> TASK TO COMPLETE: For each line below, print it again exactly as shown.

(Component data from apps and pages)
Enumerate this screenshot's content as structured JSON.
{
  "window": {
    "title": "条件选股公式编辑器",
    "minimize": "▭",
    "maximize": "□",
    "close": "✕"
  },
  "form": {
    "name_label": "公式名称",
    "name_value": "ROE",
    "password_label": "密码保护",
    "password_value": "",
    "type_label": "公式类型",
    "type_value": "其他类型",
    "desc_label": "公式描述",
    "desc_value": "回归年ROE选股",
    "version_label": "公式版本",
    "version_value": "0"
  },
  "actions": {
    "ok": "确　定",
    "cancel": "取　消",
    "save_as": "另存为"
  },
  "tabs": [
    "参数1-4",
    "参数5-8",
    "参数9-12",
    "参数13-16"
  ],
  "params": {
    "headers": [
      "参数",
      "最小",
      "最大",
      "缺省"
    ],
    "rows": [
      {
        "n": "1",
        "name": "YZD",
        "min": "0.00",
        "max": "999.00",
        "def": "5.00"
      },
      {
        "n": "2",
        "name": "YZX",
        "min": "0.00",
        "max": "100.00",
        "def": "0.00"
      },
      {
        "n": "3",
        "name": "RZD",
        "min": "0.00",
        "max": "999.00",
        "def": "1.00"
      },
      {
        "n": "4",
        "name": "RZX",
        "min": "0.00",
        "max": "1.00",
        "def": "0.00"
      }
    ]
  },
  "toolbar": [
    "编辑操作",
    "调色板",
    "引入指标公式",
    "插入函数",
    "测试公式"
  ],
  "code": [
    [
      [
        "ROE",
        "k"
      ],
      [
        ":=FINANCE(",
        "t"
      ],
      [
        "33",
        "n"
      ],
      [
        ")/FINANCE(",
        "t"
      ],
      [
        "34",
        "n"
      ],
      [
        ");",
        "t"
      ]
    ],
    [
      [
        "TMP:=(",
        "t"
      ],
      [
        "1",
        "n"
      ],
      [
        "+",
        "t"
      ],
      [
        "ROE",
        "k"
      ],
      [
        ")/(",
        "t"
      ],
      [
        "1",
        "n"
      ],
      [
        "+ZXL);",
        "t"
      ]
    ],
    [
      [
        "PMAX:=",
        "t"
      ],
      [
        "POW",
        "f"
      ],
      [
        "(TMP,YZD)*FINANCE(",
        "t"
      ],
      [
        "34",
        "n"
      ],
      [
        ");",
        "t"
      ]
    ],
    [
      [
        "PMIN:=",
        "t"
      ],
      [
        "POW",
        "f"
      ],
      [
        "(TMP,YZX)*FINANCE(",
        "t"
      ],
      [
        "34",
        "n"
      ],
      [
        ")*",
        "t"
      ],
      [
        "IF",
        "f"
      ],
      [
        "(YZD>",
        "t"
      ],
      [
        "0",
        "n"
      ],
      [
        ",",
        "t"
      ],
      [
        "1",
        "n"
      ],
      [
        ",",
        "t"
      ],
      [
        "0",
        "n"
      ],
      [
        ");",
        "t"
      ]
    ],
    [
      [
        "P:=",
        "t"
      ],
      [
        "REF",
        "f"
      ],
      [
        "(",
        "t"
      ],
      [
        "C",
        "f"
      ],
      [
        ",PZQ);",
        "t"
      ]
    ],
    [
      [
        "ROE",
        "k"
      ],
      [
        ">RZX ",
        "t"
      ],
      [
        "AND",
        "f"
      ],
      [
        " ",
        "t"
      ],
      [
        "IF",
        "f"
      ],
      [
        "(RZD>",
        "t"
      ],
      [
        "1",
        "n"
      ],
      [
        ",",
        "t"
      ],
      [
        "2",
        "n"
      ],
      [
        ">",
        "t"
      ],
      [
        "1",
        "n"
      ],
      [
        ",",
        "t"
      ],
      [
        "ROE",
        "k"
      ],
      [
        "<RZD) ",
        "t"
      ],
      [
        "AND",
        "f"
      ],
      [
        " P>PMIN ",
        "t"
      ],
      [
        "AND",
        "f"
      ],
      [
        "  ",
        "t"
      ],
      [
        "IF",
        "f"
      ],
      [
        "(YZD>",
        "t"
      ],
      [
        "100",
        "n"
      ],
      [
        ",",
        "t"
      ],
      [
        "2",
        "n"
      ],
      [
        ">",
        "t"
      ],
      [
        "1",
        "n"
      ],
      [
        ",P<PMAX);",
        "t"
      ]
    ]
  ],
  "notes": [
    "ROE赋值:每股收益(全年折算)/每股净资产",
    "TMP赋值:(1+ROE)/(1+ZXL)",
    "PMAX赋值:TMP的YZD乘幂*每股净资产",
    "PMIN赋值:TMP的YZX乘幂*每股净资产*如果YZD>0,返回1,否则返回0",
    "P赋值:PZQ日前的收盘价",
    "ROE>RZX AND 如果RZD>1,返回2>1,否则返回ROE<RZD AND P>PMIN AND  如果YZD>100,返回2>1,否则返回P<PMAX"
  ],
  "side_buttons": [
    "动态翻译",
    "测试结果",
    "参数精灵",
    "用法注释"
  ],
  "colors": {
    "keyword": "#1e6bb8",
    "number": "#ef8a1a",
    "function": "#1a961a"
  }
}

> SOLUTION TO THE PROBLEM:
Enumerate this screenshot's content as structured JSON.
{
  "window": {
    "title": "条件选股公式编辑器",
    "minimize": "▭",
    "maximize": "□",
    "close": "✕"
  },
  "form": {
    "name_label": "公式名称",
    "name_value": "ROE",
    "password_label": "密码保护",
    "password_value": "",
    "type_label": "公式类型",
    "type_value": "其他类型",
    "desc_label": "公式描述",
    "desc_value": "回归年ROE选股",
    "version_label": "公式版本",
    "version_value": "0"
  },
  "actions": {
    "ok": "确　定",
    "cancel": "取　消",
    "save_as": "另存为"
  },
  "tabs": [
    "参数1-4",
    "参数5-8",
    "参数9-12",
    "参数13-16"
  ],
  "params": {
    "headers": [
      "参数",
      "最小",
      "最大",
      "缺省"
    ],
    "rows": [
      {
        "n": "1",
        "name": "YZD",
        "min": "0.00",
        "max": "999.00",
        "def": "5.00"
      },
      {
        "n": "2",
        "name": "YZX",
        "min": "0.00",
        "max": "100.00",
        "def": "0.00"
      },
      {
        "n": "3",
        "name": "RZD",
        "min": "0.00",
        "max": "999.00",
        "def": "1.00"
      },
      {
        "n": "4",
        "name": "RZX",
        "min": "0.00",
        "max": "1.00",
        "def": "0.00"
      }
    ]
  },
  "toolbar": [
    "编辑操作",
    "调色板",
    "引入指标公式",
    "插入函数",
    "测试公式"
  ],
  "code": [
    [
      [
        "ROE",
        "k"
      ],
      [
        ":=FINANCE(",
        "t"
      ],
      [
        "33",
        "n"
      ],
      [
        ")/FINANCE(",
        "t"
      ],
      [
        "34",
        "n"
      ],
      [
        ");",
        "t"
      ]
    ],
    [
      [
        "TMP:=(",
        "t"
      ],
      [
        "1",
        "n"
      ],
      [
        "+",
        "t"
      ],
      [
        "ROE",
        "k"
      ],
      [
        ")/(",
        "t"
      ],
      [
        "1",
        "n"
      ],
      [
        "+ZXL);",
        "t"
      ]
    ],
    [
      [
        "PMAX:=",
        "t"
      ],
      [
        "POW",
        "f"
      ],
      [
        "(TMP,YZD)*FINANCE(",
        "t"
      ],
      [
        "34",
        "n"
      ],
      [
        ");",
        "t"
      ]
    ],
    [
      [
        "PMIN:=",
        "t"
      ],
      [
        "POW",
        "f"
      ],
      [
        "(TMP,YZX)*FINANCE(",
        "t"
      ],
      [
        "34",
        "n"
      ],
      [
        ")*",
        "t"
      ],
      [
        "IF",
        "f"
      ],
      [
        "(YZD>",
        "t"
      ],
      [
        "0",
        "n"
      ],
      [
        ",",
        "t"
      ],
      [
        "1",
        "n"
      ],
      [
        ",",
        "t"
      ],
      [
        "0",
        "n"
      ],
      [
        ");",
        "t"
      ]
    ],
    [
      [
        "P:=",
        "t"
      ],
      [
        "REF",
        "f"
      ],
      [
        "(",
        "t"
      ],
      [
        "C",
        "f"
      ],
      [
        ",PZQ);",
        "t"
      ]
    ],
    [
      [
        "ROE",
        "k"
      ],
      [
        ">RZX ",
        "t"
      ],
      [
        "AND",
        "f"
      ],
      [
        " ",
        "t"
      ],
      [
        "IF",
        "f"
      ],
      [
        "(RZD>",
        "t"
      ],
      [
        "1",
        "n"
      ],
      [
        ",",
        "t"
      ],
      [
        "2",
        "n"
      ],
      [
        ">",
        "t"
      ],
      [
        "1",
        "n"
      ],
      [
        ",",
        "t"
      ],
      [
        "ROE",
        "k"
      ],
      [
        "<RZD) ",
        "t"
      ],
      [
        "AND",
        "f"
      ],
      [
        " P>PMIN ",
        "t"
      ],
      [
        "AND",
        "f"
      ],
      [
        "  ",
        "t"
      ],
      [
        "IF",
        "f"
      ],
      [
        "(YZD>",
        "t"
      ],
      [
        "100",
        "n"
      ],
      [
        ",",
        "t"
      ],
      [
        "2",
        "n"
      ],
      [
        ">",
        "t"
      ],
      [
        "1",
        "n"
      ],
      [
        ",P<PMAX);",
        "t"
      ]
    ]
  ],
  "notes": [
    "ROE赋值:每股收益(全年折算)/每股净资产",
    "TMP赋值:(1+ROE)/(1+ZXL)",
    "PMAX赋值:TMP的YZD乘幂*每股净资产",
    "PMIN赋值:TMP的YZX乘幂*每股净资产*如果YZD>0,返回1,否则返回0",
    "P赋值:PZQ日前的收盘价",
    "ROE>RZX AND 如果RZD>1,返回2>1,否则返回ROE<RZD AND P>PMIN AND  如果YZD>100,返回2>1,否则返回P<PMAX"
  ],
  "side_buttons": [
    "动态翻译",
    "测试结果",
    "参数精灵",
    "用法注释"
  ],
  "colors": {
    "keyword": "#1e6bb8",
    "number": "#ef8a1a",
    "function": "#1a961a"
  }
}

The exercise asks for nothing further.